## Custom Axis, Y = 1, 2, 4, 8, 16

I was recently asked whether Excel can make an axis in which the value of each label was double the previous value, but the labels were equally spaced. I’ve covered custom axis scales several times (see Custom Axis Scales using Dummy Series), and this is simply another example.

The specific question was about labels 1, 2, 4, 8, etc. This kind of progression can be linearized by a logarithmic transformation; since the specific labels are powers of 2, base 2 logarithms are an exact fit.

The trick with a fake axis is that the data values are subjected to the same transformation as the axis label values, so the data lines up with the axis. The original axis label data is used for the labels themselves.

Excel 2003

We’ll start with this sample data. B2:C9 is the original data. D2:D9 has the base 2 logarithms of C2:C9.

Data for the custom axis labels is in B11:D18. Column B has zeros, for the X position of the axis points. Column C has Y values selected for the Y axis labels. Column D has the base 2 logs of these values, for positioning of the axis labels.

Here’s what the original data in column C looks like The Y position is proportional to the Y value.

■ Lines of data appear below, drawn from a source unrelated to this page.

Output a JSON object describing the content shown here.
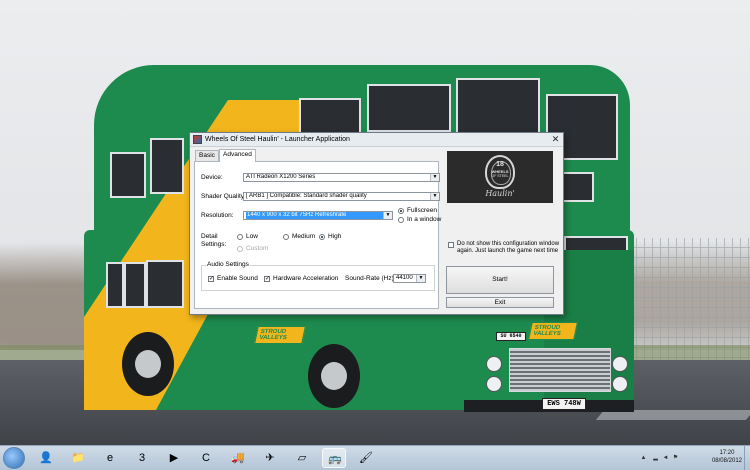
{
  "window": {
    "title": "Wheels Of Steel Haulin' - Launcher Application",
    "close_glyph": "✕",
    "tabs": [
      {
        "label": "Basic",
        "active": false
      },
      {
        "label": "Advanced",
        "active": true
      }
    ],
    "device": {
      "label": "Device:",
      "value": "ATI Radeon X1200 Series"
    },
    "shader_quality": {
      "label": "Shader Quality:",
      "value": "[ ARB1 ]   Compatible:  Standard shader quality"
    },
    "resolution": {
      "label": "Resolution:",
      "value": "1440 x 900 x 32 bit 75Hz Refreshrate",
      "mode_options": [
        {
          "label": "Fullscreen",
          "selected": true
        },
        {
          "label": "In a window",
          "selected": false
        }
      ]
    },
    "detail": {
      "label_line1": "Detail",
      "label_line2": "Settings:",
      "options": [
        {
          "label": "Low",
          "selected": false,
          "enabled": true
        },
        {
          "label": "Medium",
          "selected": false,
          "enabled": true
        },
        {
          "label": "High",
          "selected": true,
          "enabled": true
        },
        {
          "label": "Custom",
          "selected": false,
          "enabled": false
        }
      ]
    },
    "audio": {
      "group_label": "Audio Settings",
      "enable_sound": {
        "label": "Enable Sound",
        "checked": true
      },
      "hardware_acceleration": {
        "label": "Hardware Acceleration",
        "checked": true
      },
      "sound_rate": {
        "label": "Sound-Rate (Hz)",
        "value": "44100"
      }
    },
    "dont_show": {
      "checked": false,
      "line1": "Do not show this configuration window",
      "line2": "again.  Just launch the game next time"
    },
    "start_button": "Start!",
    "exit_button": "Exit"
  },
  "logo": {
    "number": "18",
    "line1": "WHEELS",
    "line2": "OF STEEL",
    "script": "Haulin'"
  },
  "wallpaper": {
    "plate": "EWS 748W",
    "small_plate": "SU 6540",
    "livery_text": "STROUD VALLEYS"
  },
  "taskbar": {
    "apps": [
      {
        "icon": "user-folder-icon",
        "glyph": "👤"
      },
      {
        "icon": "explorer-folder-icon",
        "glyph": "📁"
      },
      {
        "icon": "internet-explorer-icon",
        "glyph": "e"
      },
      {
        "icon": "three-network-icon",
        "glyph": "3"
      },
      {
        "icon": "media-player-icon",
        "glyph": "▶"
      },
      {
        "icon": "ccleaner-icon",
        "glyph": "C"
      },
      {
        "icon": "truck-game-icon",
        "glyph": "🚚"
      },
      {
        "icon": "flight-sim-icon",
        "glyph": "✈"
      },
      {
        "icon": "app-window-icon",
        "glyph": "▱"
      },
      {
        "icon": "haulin-launcher-icon",
        "glyph": "🚌"
      },
      {
        "icon": "paint-icon",
        "glyph": "🖌"
      }
    ],
    "active_index": 9,
    "clock_time": "17:20",
    "clock_date": "08/08/2012"
  }
}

This is the transformed Y data in column D. The Y position in the chart is proportional to the logarithm of the Y value.

We can’t leave those Y axis labels there. People can’t readily convert 0, 1, 2, etc. into 1, 2, 4 in their heads. Most people, anyway. Select B11:B18, hold Ctrl, and select D11:D18, so that both areas are selected. Copy, select the chart, and use Paste Special to add the data as a new series, with categories in the first column and series names in the first row.

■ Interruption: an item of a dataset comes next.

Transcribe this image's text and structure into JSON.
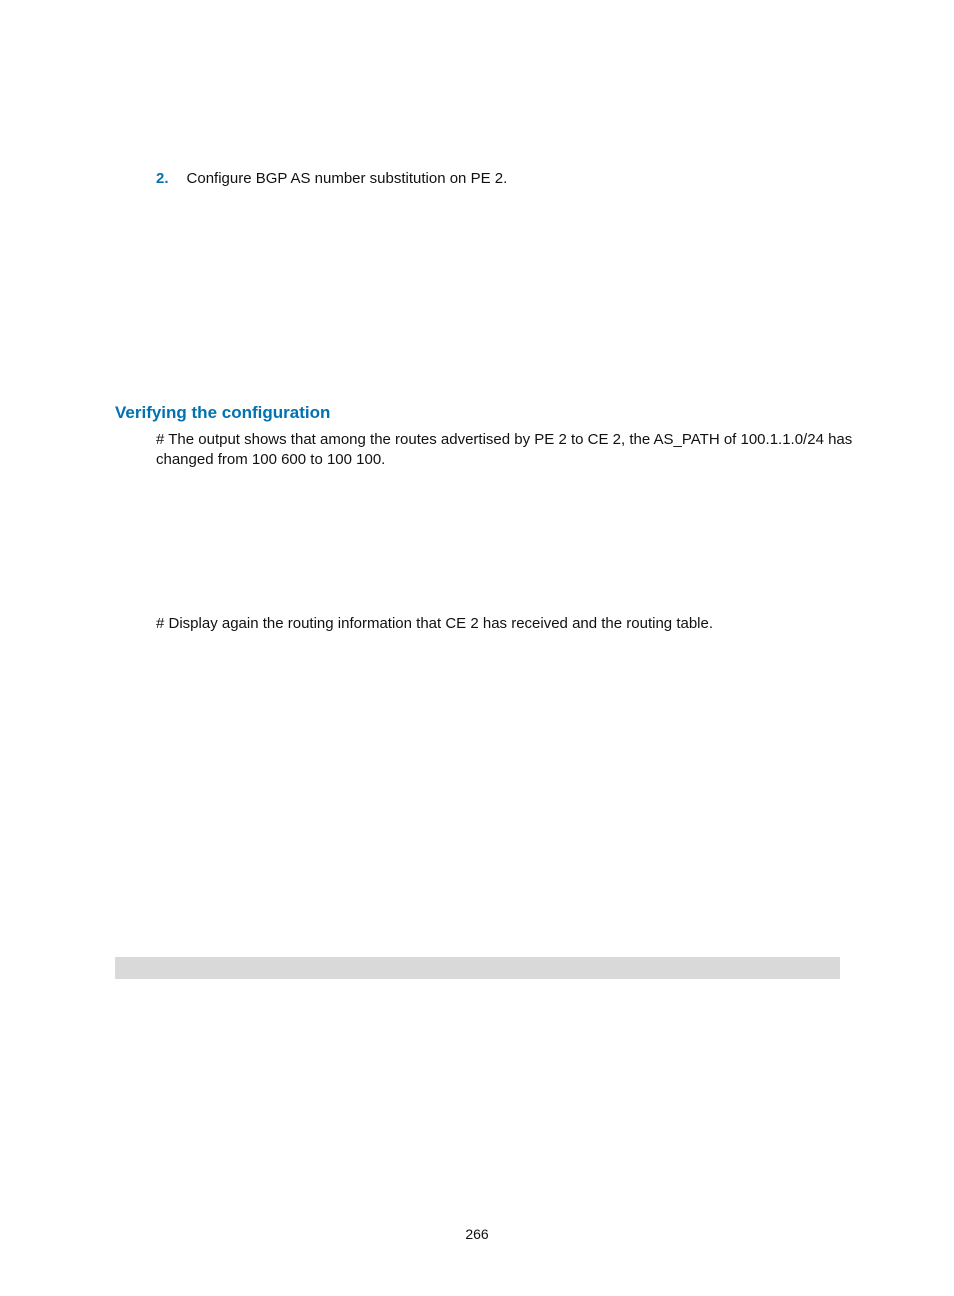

Add the labels to the new series. I’ve used Rob Bovey’s Chart Labeler, which is one of the best free Excel utilities on the internet. The range C12:C18 contains the labels, and they’re added to the left of the added data points. I’ve colored the labels to match the points.>

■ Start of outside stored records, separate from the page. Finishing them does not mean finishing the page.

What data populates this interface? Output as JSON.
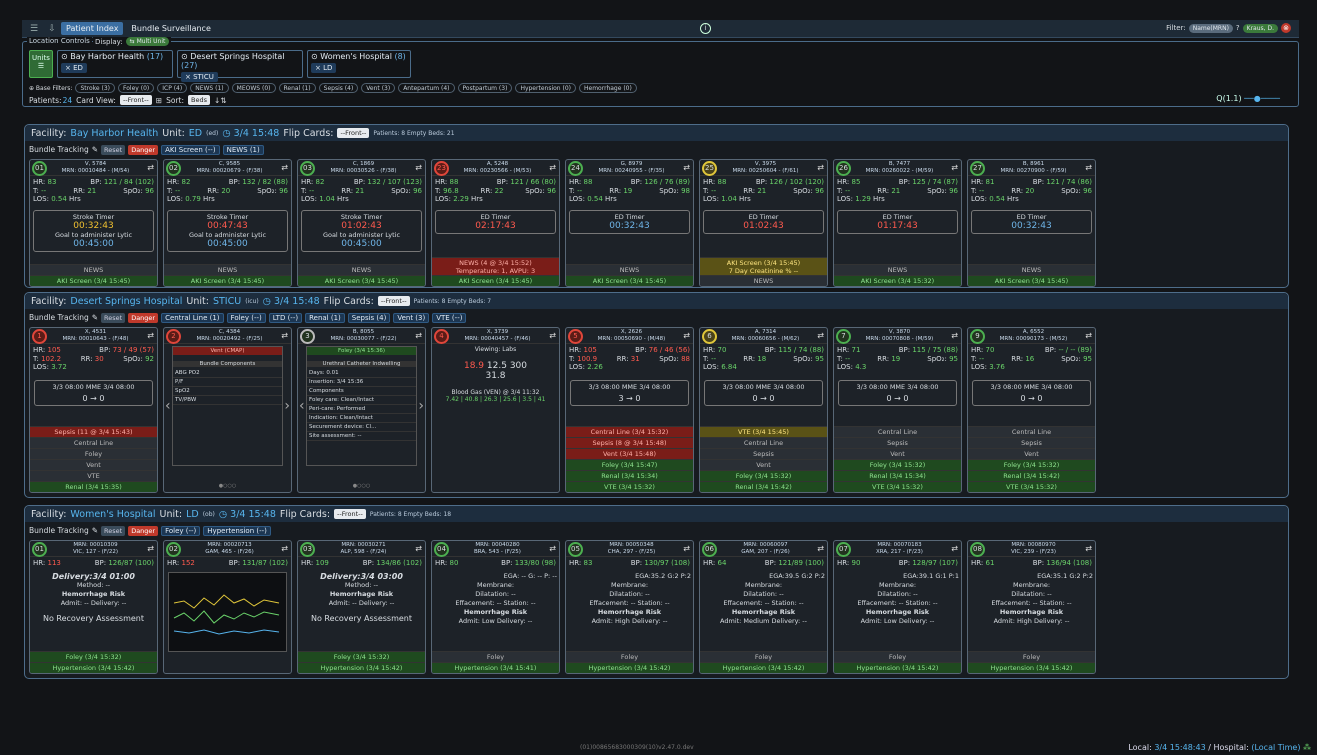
{
  "topbar": {
    "menu_icon": "hamburger-icon",
    "pin_icon": "pin-icon",
    "tab_patient": "Patient Index",
    "tab_bundle": "Bundle Surveillance",
    "info": "i",
    "filter_label": "Filter:",
    "filter_placeholder": "Name(MRN)",
    "help": "?",
    "user": "Kraus, D.",
    "close": "⊗"
  },
  "loc": {
    "legend": "Location Controls",
    "display_label": "Display:",
    "multi_unit": "⇆ Multi Unit",
    "units_label": "Units",
    "facilities": [
      {
        "name": "⊙ Bay Harbor Health",
        "count": "(17)",
        "unit": "× ED"
      },
      {
        "name": "⊙ Desert Springs Hospital",
        "count": "(27)",
        "unit": "× STICU"
      },
      {
        "name": "⊙ Women's Hospital",
        "count": "(8)",
        "unit": "× LD"
      }
    ],
    "base_filters_label": "⊕ Base Filters:",
    "filters": [
      "Stroke (3)",
      "Foley (0)",
      "ICP (4)",
      "NEWS (1)",
      "MEOWS (0)",
      "Renal (1)",
      "Sepsis (4)",
      "Vent (3)",
      "Antepartum (4)",
      "Postpartum (3)",
      "Hypertension (0)",
      "Hemorrhage (0)"
    ],
    "patients_label": "Patients:",
    "patients_count": "24",
    "card_view_label": "Card View:",
    "card_view": "--Front--",
    "sort_label": "Sort:",
    "sort": "Beds",
    "zoom": "Q(1.1)"
  },
  "fac1": {
    "label": "Facility:",
    "name": "Bay Harbor Health",
    "unit_label": "Unit:",
    "unit": "ED",
    "unit_code": "(ed)",
    "time": "◷ 3/4 15:48",
    "flip": "Flip Cards:",
    "flip_val": "--Front--",
    "meta": "Patients: 8 Empty Beds: 21",
    "bundle": "Bundle Tracking",
    "reset": "Reset",
    "danger": "Danger",
    "chips": [
      "AKI Screen (--)",
      "NEWS (1)"
    ],
    "cards": [
      {
        "bed": "01",
        "id": "V, 5784",
        "mrn": "MRN: 00010484 - (M/54)",
        "hr": "83",
        "bp": "121 / 84 (102)",
        "t": "--",
        "rr": "21",
        "spo2": "96",
        "los": "0.54",
        "timer_title": "Stroke Timer",
        "timer": "00:32:43",
        "goal": "Goal to administer Lytic",
        "goal_t": "00:45:00",
        "s1": "NEWS",
        "s2": "AKI Screen (3/4 15:45)"
      },
      {
        "bed": "02",
        "id": "C, 9585",
        "mrn": "MRN: 00020679 - (F/38)",
        "hr": "82",
        "bp": "132 / 82 (88)",
        "t": "--",
        "rr": "20",
        "spo2": "96",
        "los": "0.79",
        "timer_title": "Stroke Timer",
        "timer": "00:47:43",
        "goal": "Goal to administer Lytic",
        "goal_t": "00:45:00",
        "s1": "NEWS",
        "s2": "AKI Screen (3/4 15:45)"
      },
      {
        "bed": "03",
        "id": "C, 1869",
        "mrn": "MRN: 00030526 - (F/38)",
        "hr": "82",
        "bp": "132 / 107 (123)",
        "t": "--",
        "rr": "21",
        "spo2": "96",
        "los": "1.04",
        "timer_title": "Stroke Timer",
        "timer": "01:02:43",
        "goal": "Goal to administer Lytic",
        "goal_t": "00:45:00",
        "s1": "NEWS",
        "s2": "AKI Screen (3/4 15:45)"
      },
      {
        "bed": "23",
        "id": "A, 5248",
        "mrn": "MRN: 00230566 - (M/53)",
        "hr": "88",
        "bp": "121 / 66 (80)",
        "t": "96.8",
        "rr": "22",
        "spo2": "96",
        "los": "2.29",
        "timer_title": "ED Timer",
        "timer": "02:17:43",
        "goal": "",
        "goal_t": "",
        "s1": "NEWS (4 @ 3/4 15:52)",
        "s1b": "Temperature: 1, AVPU: 3",
        "s2": "AKI Screen (3/4 15:45)"
      },
      {
        "bed": "24",
        "id": "G, 8979",
        "mrn": "MRN: 00240955 - (F/35)",
        "hr": "88",
        "bp": "126 / 76 (89)",
        "t": "--",
        "rr": "19",
        "spo2": "98",
        "los": "0.54",
        "timer_title": "ED Timer",
        "timer": "00:32:43",
        "goal": "",
        "goal_t": "",
        "s1": "NEWS",
        "s2": "AKI Screen (3/4 15:45)"
      },
      {
        "bed": "25",
        "id": "V, 3975",
        "mrn": "MRN: 00250604 - (F/61)",
        "hr": "88",
        "bp": "126 / 102 (120)",
        "t": "--",
        "rr": "21",
        "spo2": "96",
        "los": "1.04",
        "timer_title": "ED Timer",
        "timer": "01:02:43",
        "goal": "",
        "goal_t": "",
        "s1": "AKI Screen (3/4 15:45)",
        "s1b": "7 Day Creatinine % --",
        "s2": "NEWS"
      },
      {
        "bed": "26",
        "id": "B, 7477",
        "mrn": "MRN: 00260022 - (M/59)",
        "hr": "85",
        "bp": "125 / 74 (87)",
        "t": "--",
        "rr": "21",
        "spo2": "96",
        "los": "1.29",
        "timer_title": "ED Timer",
        "timer": "01:17:43",
        "goal": "",
        "goal_t": "",
        "s1": "NEWS",
        "s2": "AKI Screen (3/4 15:32)"
      },
      {
        "bed": "27",
        "id": "B, 8961",
        "mrn": "MRN: 00270900 - (F/59)",
        "hr": "81",
        "bp": "121 / 74 (86)",
        "t": "--",
        "rr": "20",
        "spo2": "96",
        "los": "0.54",
        "timer_title": "ED Timer",
        "timer": "00:32:43",
        "goal": "",
        "goal_t": "",
        "s1": "NEWS",
        "s2": "AKI Screen (3/4 15:45)"
      }
    ]
  },
  "fac2": {
    "label": "Facility:",
    "name": "Desert Springs Hospital",
    "unit_label": "Unit:",
    "unit": "STICU",
    "unit_code": "(icu)",
    "time": "◷ 3/4 15:48",
    "flip": "Flip Cards:",
    "flip_val": "--Front--",
    "meta": "Patients: 8 Empty Beds: 7",
    "bundle": "Bundle Tracking",
    "reset": "Reset",
    "danger": "Danger",
    "chips": [
      "Central Line (1)",
      "Foley (--)",
      "LTD (--)",
      "Renal (1)",
      "Sepsis (4)",
      "Vent (3)",
      "VTE (--)"
    ],
    "cards": [
      {
        "bed": "1",
        "id": "X, 4531",
        "mrn": "MRN: 00010643 - (F/48)",
        "hr": "105",
        "bp": "73 / 49 (57)",
        "t": "102.2",
        "rr": "30",
        "spo2": "92",
        "los": "3.72",
        "mme": "3/3 08:00 MME 3/4 08:00",
        "mmev": "0 → 0",
        "rows": [
          "Sepsis (11 @ 3/4 15:43)",
          "Central Line",
          "Foley",
          "Vent",
          "VTE",
          "Renal (3/4 15:35)"
        ]
      },
      {
        "bed": "2",
        "id": "C, 4384",
        "mrn": "MRN: 00020492 - (F/25)",
        "panel": "Vent (CMAP)",
        "panel2": "Bundle Components",
        "rows": [
          "ABG PO2",
          "P/F",
          "SpO2",
          "TV/PBW"
        ]
      },
      {
        "bed": "3",
        "id": "B, 8055",
        "mrn": "MRN: 00030077 - (F/22)",
        "panel": "Foley (3/4 15:36)",
        "panel2": "Urethral Catheter Indwelling",
        "rows": [
          "Days: 0.01",
          "Insertion: 3/4 15:36",
          "Components",
          "Foley care: Clean/Intact",
          "Peri-care: Performed",
          "Indication: Clean/Intact",
          "Securement device: Cl...",
          "Site assessment: --"
        ]
      },
      {
        "bed": "4",
        "id": "X, 3739",
        "mrn": "MRN: 00040457 - (F/46)",
        "panel": "Viewing: Labs",
        "labs": [
          "18.9",
          "12.5",
          "300",
          "31.8"
        ],
        "labline": "Blood Gas (VEN) @ 3/4 11:32",
        "labvals": "7.42 | 40.8 | 26.3 | 25.6 | 3.5 | 41"
      },
      {
        "bed": "5",
        "id": "X, 2626",
        "mrn": "MRN: 00050690 - (M/48)",
        "hr": "105",
        "bp": "76 / 46 (56)",
        "t": "100.9",
        "rr": "31",
        "spo2": "88",
        "los": "2.26",
        "mme": "3/3 08:00 MME 3/4 08:00",
        "mmev": "3 → 0",
        "rows": [
          "Central Line (3/4 15:32)",
          "Sepsis (8 @ 3/4 15:48)",
          "Vent (3/4 15:48)",
          "Foley (3/4 15:47)",
          "Renal (3/4 15:34)",
          "VTE (3/4 15:32)"
        ]
      },
      {
        "bed": "6",
        "id": "A, 7314",
        "mrn": "MRN: 00060656 - (M/62)",
        "hr": "70",
        "bp": "115 / 74 (88)",
        "t": "--",
        "rr": "18",
        "spo2": "95",
        "los": "6.84",
        "mme": "3/3 08:00 MME 3/4 08:00",
        "mmev": "0 → 0",
        "rows": [
          "VTE (3/4 15:45)",
          "Central Line",
          "Sepsis",
          "Vent",
          "Foley (3/4 15:32)",
          "Renal (3/4 15:42)"
        ]
      },
      {
        "bed": "7",
        "id": "V, 3870",
        "mrn": "MRN: 00070808 - (M/59)",
        "hr": "71",
        "bp": "115 / 75 (88)",
        "t": "--",
        "rr": "19",
        "spo2": "95",
        "los": "4.3",
        "mme": "3/3 08:00 MME 3/4 08:00",
        "mmev": "0 → 0",
        "rows": [
          "Central Line",
          "Sepsis",
          "Vent",
          "Foley (3/4 15:32)",
          "Renal (3/4 15:34)",
          "VTE (3/4 15:32)"
        ]
      },
      {
        "bed": "9",
        "id": "A, 6552",
        "mrn": "MRN: 00090173 - (M/52)",
        "hr": "70",
        "bp": "-- / -- (89)",
        "t": "--",
        "rr": "16",
        "spo2": "95",
        "los": "3.76",
        "mme": "3/3 08:00 MME 3/4 08:00",
        "mmev": "0 → 0",
        "rows": [
          "Central Line",
          "Sepsis",
          "Vent",
          "Foley (3/4 15:32)",
          "Renal (3/4 15:42)",
          "VTE (3/4 15:32)"
        ]
      }
    ]
  },
  "fac3": {
    "label": "Facility:",
    "name": "Women's Hospital",
    "unit_label": "Unit:",
    "unit": "LD",
    "unit_code": "(ob)",
    "time": "◷ 3/4 15:48",
    "flip": "Flip Cards:",
    "flip_val": "--Front--",
    "meta": "Patients: 8 Empty Beds: 18",
    "bundle": "Bundle Tracking",
    "reset": "Reset",
    "danger": "Danger",
    "chips": [
      "Foley (--)",
      "Hypertension (--)"
    ],
    "cards": [
      {
        "bed": "01",
        "id": "MRN: 00010309",
        "sub": "VIC, 127 - (F/22)",
        "hr": "113",
        "bp": "126/87 (100)",
        "line": "Delivery:3/4 01:00",
        "rows": [
          "Method: --",
          "Hemorrhage Risk",
          "Admit: --  Delivery: --",
          "No Recovery Assessment"
        ],
        "s1": "Foley (3/4 15:32)",
        "s2": "Hypertension (3/4 15:42)"
      },
      {
        "bed": "02",
        "id": "MRN: 00020713",
        "sub": "GAM, 465 - (F/26)",
        "hr": "152",
        "bp": "131/87 (102)",
        "graph": true,
        "s1": "",
        "s2": ""
      },
      {
        "bed": "03",
        "id": "MRN: 00030271",
        "sub": "ALP, 598 - (F/24)",
        "hr": "109",
        "bp": "134/86 (102)",
        "line": "Delivery:3/4 03:00",
        "rows": [
          "Method: --",
          "Hemorrhage Risk",
          "Admit: --  Delivery: --",
          "No Recovery Assessment"
        ],
        "s1": "Foley (3/4 15:32)",
        "s2": "Hypertension (3/4 15:42)"
      },
      {
        "bed": "04",
        "id": "MRN: 00040280",
        "sub": "BRA, 543 - (F/25)",
        "hr": "80",
        "bp": "133/80 (98)",
        "ega": "EGA: --  G: --  P: --",
        "rows": [
          "Membrane:",
          "Dilatation: --",
          "Effacement: --  Station: --",
          "Hemorrhage Risk",
          "Admit: Low  Delivery: --"
        ],
        "s1": "Foley",
        "s2": "Hypertension (3/4 15:41)"
      },
      {
        "bed": "05",
        "id": "MRN: 00050348",
        "sub": "CHA, 297 - (F/25)",
        "hr": "83",
        "bp": "130/97 (108)",
        "ega": "EGA:35.2 G:2 P:2",
        "rows": [
          "Membrane:",
          "Dilatation: --",
          "Effacement: --  Station: --",
          "Hemorrhage Risk",
          "Admit: High  Delivery: --"
        ],
        "s1": "Foley",
        "s2": "Hypertension (3/4 15:42)"
      },
      {
        "bed": "06",
        "id": "MRN: 00060097",
        "sub": "GAM, 207 - (F/26)",
        "hr": "64",
        "bp": "121/89 (100)",
        "ega": "EGA:39.5 G:2 P:2",
        "rows": [
          "Membrane:",
          "Dilatation: --",
          "Effacement: --  Station: --",
          "Hemorrhage Risk",
          "Admit: Medium  Delivery: --"
        ],
        "s1": "Foley",
        "s2": "Hypertension (3/4 15:42)"
      },
      {
        "bed": "07",
        "id": "MRN: 00070183",
        "sub": "XRA, 217 - (F/23)",
        "hr": "90",
        "bp": "128/97 (107)",
        "ega": "EGA:39.1 G:1 P:1",
        "rows": [
          "Membrane:",
          "Dilatation: --",
          "Effacement: --  Station: --",
          "Hemorrhage Risk",
          "Admit: Low  Delivery: --"
        ],
        "s1": "Foley",
        "s2": "Hypertension (3/4 15:42)"
      },
      {
        "bed": "08",
        "id": "MRN: 00080970",
        "sub": "VIC, 239 - (F/23)",
        "hr": "61",
        "bp": "136/94 (108)",
        "ega": "EGA:35.1 G:2 P:2",
        "rows": [
          "Membrane:",
          "Dilatation: --",
          "Effacement: --  Station: --",
          "Hemorrhage Risk",
          "Admit: High  Delivery: --"
        ],
        "s1": "Foley",
        "s2": "Hypertension (3/4 15:42)"
      }
    ]
  },
  "footer": {
    "build": "(01)00865683000309(10)v2.47.0.dev",
    "local_label": "Local:",
    "local_time": "3/4 15:48:43",
    "hospital_label": "/ Hospital:",
    "hospital_time": "(Local Time)"
  }
}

Format the real Y axis to hide the labels, but in this case we can keep the axis line and tick marks. Adjust the width of the plot area to make room for the labels.

Hide the added series by removing lines and markers, and the chart is done.

Excel 2007

Excel 2007 makes the chart much easier, because Microsoft introduced the ability to use a logarithmic axis scale with any base. All we need is the original data. (In general the protocol would be the same for both versions, but the log transformation makes this case different.)

Here’s the data in a default XY chart.

Here’s the data with the default base-10 log axis scale.

Here is the chart with a base 2 log axis scale.

This more flexible log axis is one of the rare examples of Excel 2007 charting actually improving on Excel 2003’s charting.